- Use c, a, b respectively to denote elements of sets A, B, C
- If, in a moment of weakness, you do refer to a paper or book for a result, never say where in the paper or book the result can be found. In addition to making it difficult for the reader to find the result, this makes it almost impossible for anyone to prove that the result isn't actually there.
- Begin and end sentences with symbols wherever possible. Since periods are almost invisible (and may be mistaken for a mathematical symbol), most readers won't even notice that you've started a new sentence. Also, where possible, attach superscripts signaling footnotes to mathematical symbols rather than words.
The annoying habit: I used to write A = B = C when what I meant was B = A = C. These statements are both true in the same contexts (they have the same "reference") but mean different things; the former says A is B [for some reason] and B is C [for some other reason] so A is C; an = sign implies an argument. Rob Benedetto wasn't very forgiving of this habit. What's always struck me as odd, however, is that I'd naturally put the chains of equalities in the wrong order.
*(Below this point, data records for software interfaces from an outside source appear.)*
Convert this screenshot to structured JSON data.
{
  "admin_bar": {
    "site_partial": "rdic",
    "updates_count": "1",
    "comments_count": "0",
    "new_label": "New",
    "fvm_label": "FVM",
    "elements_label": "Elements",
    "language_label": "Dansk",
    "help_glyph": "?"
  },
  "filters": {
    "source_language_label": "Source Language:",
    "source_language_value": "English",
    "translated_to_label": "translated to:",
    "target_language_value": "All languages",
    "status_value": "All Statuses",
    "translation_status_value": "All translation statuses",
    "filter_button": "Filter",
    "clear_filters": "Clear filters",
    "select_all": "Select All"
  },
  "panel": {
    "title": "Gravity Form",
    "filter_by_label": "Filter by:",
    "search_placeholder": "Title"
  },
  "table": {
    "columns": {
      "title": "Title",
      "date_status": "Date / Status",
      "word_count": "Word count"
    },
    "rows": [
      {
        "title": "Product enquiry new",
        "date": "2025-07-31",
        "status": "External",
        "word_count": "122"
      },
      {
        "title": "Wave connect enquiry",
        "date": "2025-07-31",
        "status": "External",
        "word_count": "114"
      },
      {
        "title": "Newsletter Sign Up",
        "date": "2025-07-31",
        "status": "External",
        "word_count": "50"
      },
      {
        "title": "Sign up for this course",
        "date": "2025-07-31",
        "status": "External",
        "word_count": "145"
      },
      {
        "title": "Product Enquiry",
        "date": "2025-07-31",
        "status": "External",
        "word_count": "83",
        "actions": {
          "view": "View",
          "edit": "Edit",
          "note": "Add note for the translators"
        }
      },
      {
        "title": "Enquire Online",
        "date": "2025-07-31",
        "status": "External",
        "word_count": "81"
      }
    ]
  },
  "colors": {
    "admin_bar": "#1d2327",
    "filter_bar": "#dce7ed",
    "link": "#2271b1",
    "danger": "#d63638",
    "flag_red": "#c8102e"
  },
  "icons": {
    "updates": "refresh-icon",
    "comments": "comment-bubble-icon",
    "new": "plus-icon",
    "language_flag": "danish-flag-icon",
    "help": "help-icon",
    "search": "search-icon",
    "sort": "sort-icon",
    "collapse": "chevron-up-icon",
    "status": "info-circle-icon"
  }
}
It seems like one should naturally get the sequence right in the course of making the argument, unless one actively tries to screw it up.